But the oxygen is not just important for us—water creatures need it too. The UN's Global Ocean Oxygen Network (GO2NE) recently found that the seas are becoming increasingly oxygen-deprived, and if that trend continues, so will our air, and so will we all. 

The area of "dead zones," (areas with insufficient oxygen to support most life) in the open oceans have increased by 400 per cent since 1950, and the dead zone areas in coastal waters have increased by 1,000 per cent, says GO2NE.

But it is not just the open oceans in peril.

Closer to home, Canada has the longest coastline in the world, bordering three oceans, each of which is a diverse ecosystem. Think of the Hudson Bay estuaries, which host the world's largest beluga whale calving area. More than 55,000—about a quarter of the world's population—migrate every year from their winter ranges to the mouths of the Seal, Nelson and Churchill rivers.

Currently, the globe is busy protecting the open oceans in an effort to meet international conservation targets—countries have made commitments to the United Nations to protect 10 per cent of marine areas by 2020. Canada is busy being part of this, but what is crucial for biodiversity is the protection of shorelines.

"Coastal waters have a greater diversity of species and face more immediate threats from energy extraction, tourism, development, habitat degradation and overfishing than open oceans," wrote environmental activist and scientist David Suzuki in a column last fall. "For example, coral reefs cover less than 0.1 per cent of the ocean floor but are home to 25 per cent of all marine species."

We also know that our Pacific Coast is vulnerable to greater risks of oil spills from the sevenfold increase in tanker traffic that would come with the Kinder Morgan pipeline expansion.

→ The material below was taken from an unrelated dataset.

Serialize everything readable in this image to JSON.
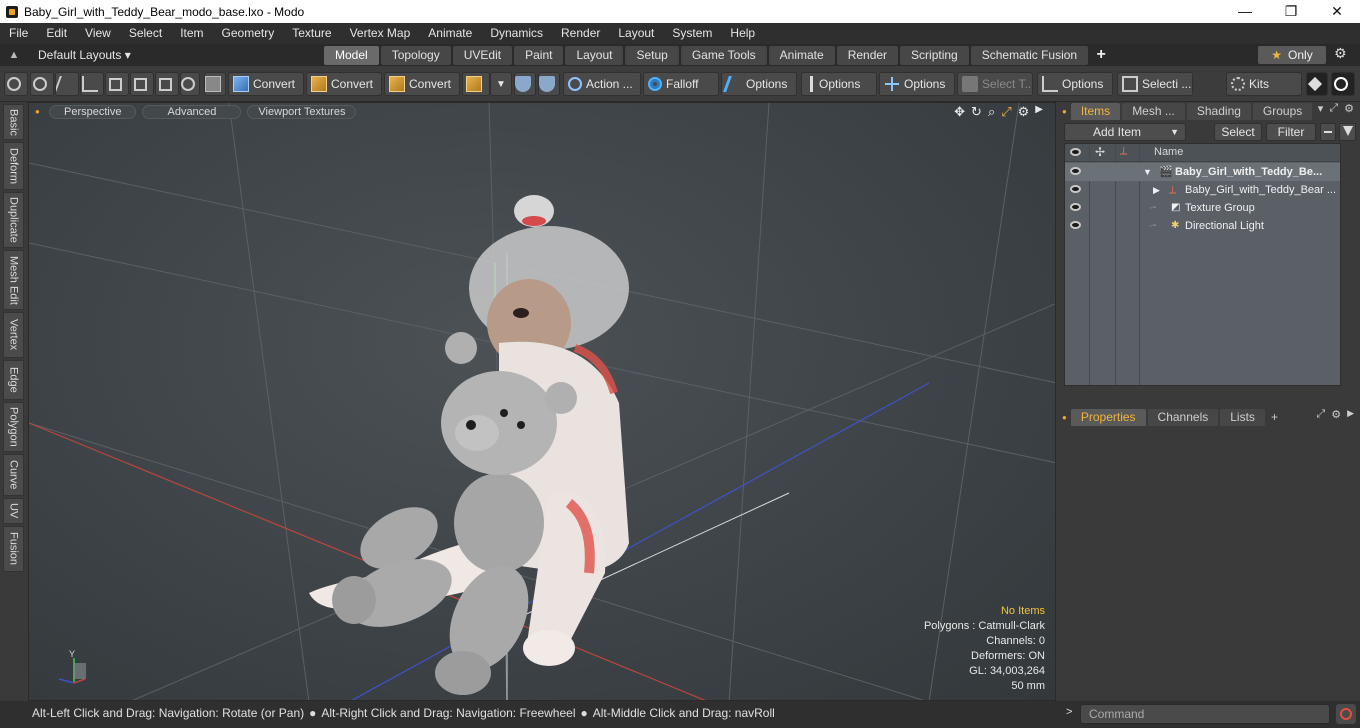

And what about the plight of the 76 remaining resident orcas on B.C.'s South Coast?

We also know that our oceans are choked with plastics.

Scientists believe 80 to 90 per cent of plastics entering our oceans come from land, while some is litter along our ocean beaches most plastics flow down our streams, creeks, lakes and rivers to our oceans.

Think about the pollution in our own waterways—the River of Golden Dreams suffers the yellow-dinghy scourge every summer, and cast your mind back to the incredible amount of waste taken out of lakes every summer in the Great Lakes Clean Up event.

In 2016, the World Economic Forum warned "there will be more plastics than fish in our oceans by 2050 if we continue on the path we are on." We now dump eight million tonnes of plastic into our oceans every year, killing and harming marine life.

What can you do? There are some very simple things to remember. Don't buy any drinks in plastic bottles, carry your own water bottle, recycle all your plastics properly, don't use single-use plastics (bags, cutlery, straws, stir sticks—you get the idea) and try wherever possible not to buy things or food wrapped in plastic.

The power of biodiversity is all around us, not just in our waterways and oceans. While you think about World Oceans Day on Saturday also consider attending Whistler's 13th annual BioBlitz organized by the Whistler Naturalists (BioBlitz is a 24-hour race against the clock to count as many species as possible—mammals, birds, plants, frogs, fish, bugs). Sessions are open to the public all weekend long. To find out more, go to